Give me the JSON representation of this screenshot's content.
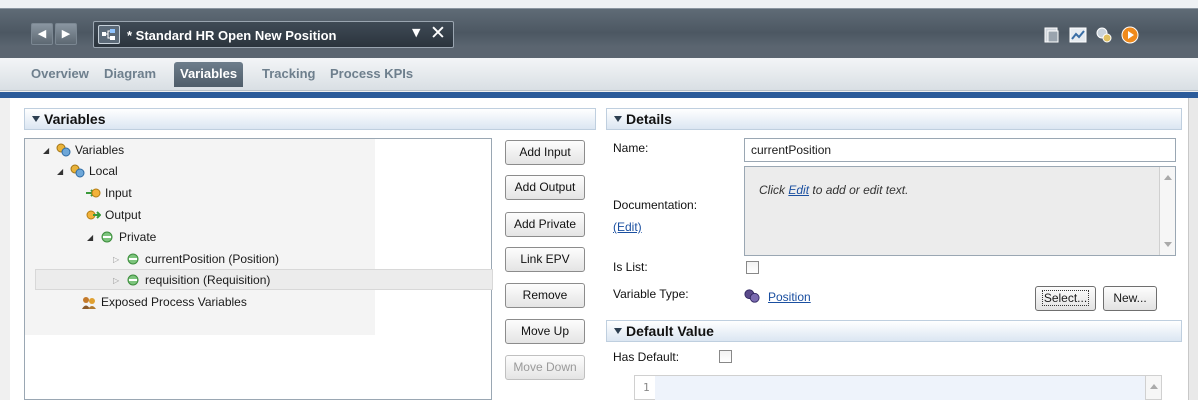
{
  "window": {
    "editor_tab_title": "* Standard HR Open New Position",
    "back_icon": "left-arrow-icon",
    "forward_icon": "right-arrow-icon",
    "close_icon": "close-icon",
    "toolbar_icons": [
      "dashboard-icon",
      "chart-icon",
      "debug-icon",
      "run-icon"
    ]
  },
  "subtabs": [
    {
      "label": "Overview",
      "active": false
    },
    {
      "label": "Diagram",
      "active": false
    },
    {
      "label": "Variables",
      "active": true
    },
    {
      "label": "Tracking",
      "active": false
    },
    {
      "label": "Process KPIs",
      "active": false
    }
  ],
  "variables_panel": {
    "title": "Variables",
    "tree": [
      {
        "label": "Variables",
        "icon": "variables-folder-icon"
      },
      {
        "label": "Local",
        "icon": "local-folder-icon"
      },
      {
        "label": "Input",
        "icon": "input-variable-icon"
      },
      {
        "label": "Output",
        "icon": "output-variable-icon"
      },
      {
        "label": "Private",
        "icon": "private-variable-icon"
      },
      {
        "label": "currentPosition (Position)",
        "icon": "private-variable-icon"
      },
      {
        "label": "requisition (Requisition)",
        "icon": "private-variable-icon",
        "selected": true
      },
      {
        "label": "Exposed Process Variables",
        "icon": "exposed-variables-icon"
      }
    ],
    "buttons": {
      "add_input": "Add Input",
      "add_output": "Add Output",
      "add_private": "Add Private",
      "link_epv": "Link EPV",
      "remove": "Remove",
      "move_up": "Move Up",
      "move_down": "Move Down"
    }
  },
  "details_panel": {
    "title": "Details",
    "name_label": "Name:",
    "name_value": "currentPosition",
    "documentation_label": "Documentation:",
    "documentation_edit": "(Edit)",
    "doc_text_before": "Click ",
    "doc_text_link": "Edit",
    "doc_text_after": " to add or edit text.",
    "is_list_label": "Is List:",
    "is_list_checked": false,
    "variable_type_label": "Variable Type:",
    "variable_type_value": "Position",
    "select_button": "Select...",
    "new_button": "New..."
  },
  "default_value_panel": {
    "title": "Default Value",
    "has_default_label": "Has Default:",
    "has_default_checked": false,
    "line_number": "1"
  },
  "colors": {
    "accent_blue": "#2b5b9a",
    "link": "#1a4fa0",
    "titlebar": "#4c5762"
  }
}
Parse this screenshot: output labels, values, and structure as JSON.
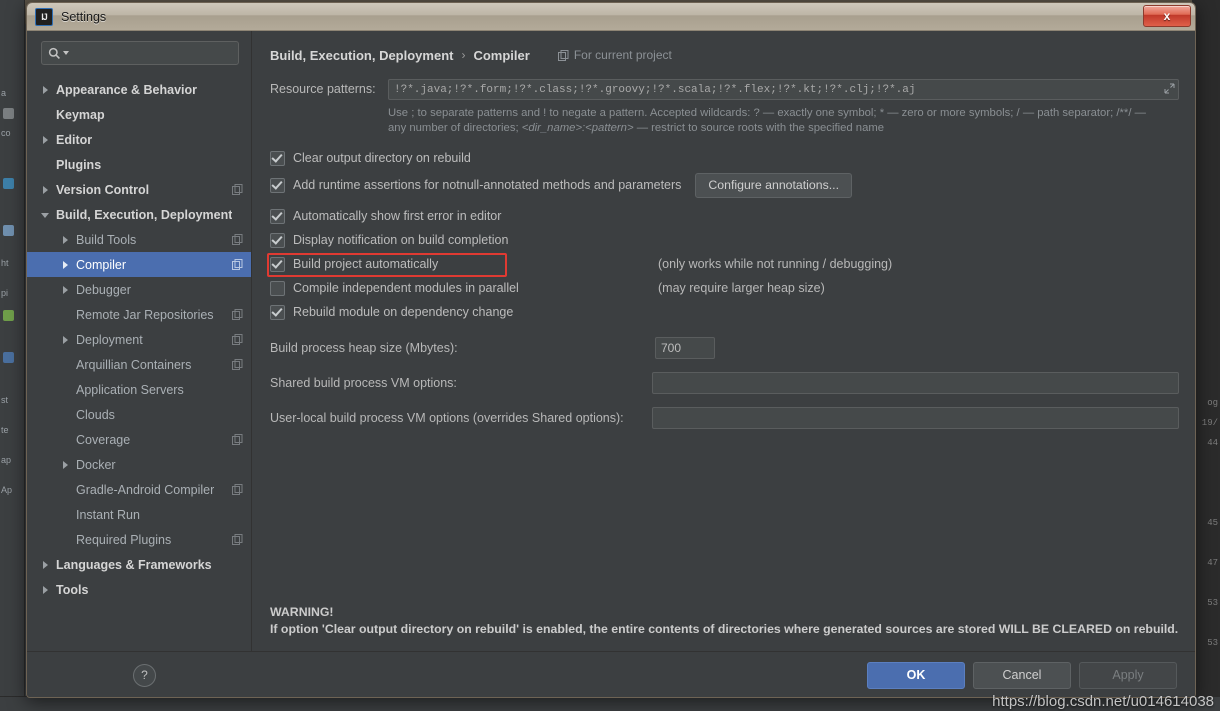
{
  "window": {
    "title": "Settings",
    "app_icon": "intellij-idea-icon",
    "close_label": "x"
  },
  "sidebar": {
    "search": {
      "placeholder": "",
      "value": "",
      "icon": "search-icon"
    },
    "items": [
      {
        "label": "Appearance & Behavior",
        "level": 0,
        "arrow": "closed",
        "bold": true,
        "copy": false,
        "selected": false
      },
      {
        "label": "Keymap",
        "level": 0,
        "arrow": "none",
        "bold": true,
        "copy": false,
        "selected": false
      },
      {
        "label": "Editor",
        "level": 0,
        "arrow": "closed",
        "bold": true,
        "copy": false,
        "selected": false
      },
      {
        "label": "Plugins",
        "level": 0,
        "arrow": "none",
        "bold": true,
        "copy": false,
        "selected": false
      },
      {
        "label": "Version Control",
        "level": 0,
        "arrow": "closed",
        "bold": true,
        "copy": true,
        "selected": false
      },
      {
        "label": "Build, Execution, Deployment",
        "level": 0,
        "arrow": "open",
        "bold": true,
        "copy": false,
        "selected": false
      },
      {
        "label": "Build Tools",
        "level": 1,
        "arrow": "closed",
        "bold": false,
        "copy": true,
        "selected": false
      },
      {
        "label": "Compiler",
        "level": 1,
        "arrow": "closed",
        "bold": false,
        "copy": true,
        "selected": true
      },
      {
        "label": "Debugger",
        "level": 1,
        "arrow": "closed",
        "bold": false,
        "copy": false,
        "selected": false
      },
      {
        "label": "Remote Jar Repositories",
        "level": 1,
        "arrow": "none",
        "bold": false,
        "copy": true,
        "selected": false
      },
      {
        "label": "Deployment",
        "level": 1,
        "arrow": "closed",
        "bold": false,
        "copy": true,
        "selected": false
      },
      {
        "label": "Arquillian Containers",
        "level": 1,
        "arrow": "none",
        "bold": false,
        "copy": true,
        "selected": false
      },
      {
        "label": "Application Servers",
        "level": 1,
        "arrow": "none",
        "bold": false,
        "copy": false,
        "selected": false
      },
      {
        "label": "Clouds",
        "level": 1,
        "arrow": "none",
        "bold": false,
        "copy": false,
        "selected": false
      },
      {
        "label": "Coverage",
        "level": 1,
        "arrow": "none",
        "bold": false,
        "copy": true,
        "selected": false
      },
      {
        "label": "Docker",
        "level": 1,
        "arrow": "closed",
        "bold": false,
        "copy": false,
        "selected": false
      },
      {
        "label": "Gradle-Android Compiler",
        "level": 1,
        "arrow": "none",
        "bold": false,
        "copy": true,
        "selected": false
      },
      {
        "label": "Instant Run",
        "level": 1,
        "arrow": "none",
        "bold": false,
        "copy": false,
        "selected": false
      },
      {
        "label": "Required Plugins",
        "level": 1,
        "arrow": "none",
        "bold": false,
        "copy": true,
        "selected": false
      },
      {
        "label": "Languages & Frameworks",
        "level": 0,
        "arrow": "closed",
        "bold": true,
        "copy": false,
        "selected": false
      },
      {
        "label": "Tools",
        "level": 0,
        "arrow": "closed",
        "bold": true,
        "copy": false,
        "selected": false
      }
    ]
  },
  "main": {
    "breadcrumb": {
      "parent": "Build, Execution, Deployment",
      "separator": "›",
      "current": "Compiler",
      "scope_label": "For current project",
      "scope_icon": "copy-scope-icon"
    },
    "resource_patterns": {
      "label": "Resource patterns:",
      "value": "!?*.java;!?*.form;!?*.class;!?*.groovy;!?*.scala;!?*.flex;!?*.kt;!?*.clj;!?*.aj",
      "expand_icon": "expand-field-icon"
    },
    "hint_line1": "Use ; to separate patterns and ! to negate a pattern. Accepted wildcards: ? — exactly one symbol; * — zero or more symbols; / — path separator; /**/ —",
    "hint_line2_pre": "any number of directories;",
    "hint_line2_italic": "<dir_name>:<pattern>",
    "hint_line2_post": "— restrict to source roots with the specified name",
    "checkboxes": [
      {
        "label": "Clear output directory on rebuild",
        "checked": true,
        "note": "",
        "button": "",
        "highlighted": false
      },
      {
        "label": "Add runtime assertions for notnull-annotated methods and parameters",
        "checked": true,
        "note": "",
        "button": "Configure annotations...",
        "highlighted": false
      },
      {
        "label": "Automatically show first error in editor",
        "checked": true,
        "note": "",
        "button": "",
        "highlighted": false
      },
      {
        "label": "Display notification on build completion",
        "checked": true,
        "note": "",
        "button": "",
        "highlighted": false
      },
      {
        "label": "Build project automatically",
        "checked": true,
        "note": "(only works while not running / debugging)",
        "button": "",
        "highlighted": true
      },
      {
        "label": "Compile independent modules in parallel",
        "checked": false,
        "note": "(may require larger heap size)",
        "button": "",
        "highlighted": false
      },
      {
        "label": "Rebuild module on dependency change",
        "checked": true,
        "note": "",
        "button": "",
        "highlighted": false
      }
    ],
    "heap": {
      "label": "Build process heap size (Mbytes):",
      "value": "700"
    },
    "shared_vm": {
      "label": "Shared build process VM options:",
      "value": ""
    },
    "user_vm": {
      "label": "User-local build process VM options (overrides Shared options):",
      "value": ""
    },
    "warning_title": "WARNING!",
    "warning_body": "If option 'Clear output directory on rebuild' is enabled, the entire contents of directories where generated sources are stored WILL BE CLEARED on rebuild."
  },
  "footer": {
    "help_label": "?",
    "ok_label": "OK",
    "cancel_label": "Cancel",
    "apply_label": "Apply"
  },
  "watermark": "https://blog.csdn.net/u014614038",
  "background": {
    "left_fragments": [
      "a",
      "co",
      "ht",
      "pi",
      "st",
      "te",
      "ap",
      "Ap"
    ],
    "right_fragments": [
      "og",
      "19/",
      "44",
      "45",
      "47",
      "53",
      "53"
    ]
  },
  "colors": {
    "accent": "#4b6eaf",
    "highlight": "#e03a32",
    "panel": "#3c3f41",
    "field": "#45494a",
    "text": "#bbbbbb"
  }
}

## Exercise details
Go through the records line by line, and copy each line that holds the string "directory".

## Response
        "label": "Clear output directory on rebuild",
    "warning_body": "If option 'Clear output directory on rebuild' is enabled, the entire contents of directories where generated sources are stored WILL BE CLEARED on rebuild."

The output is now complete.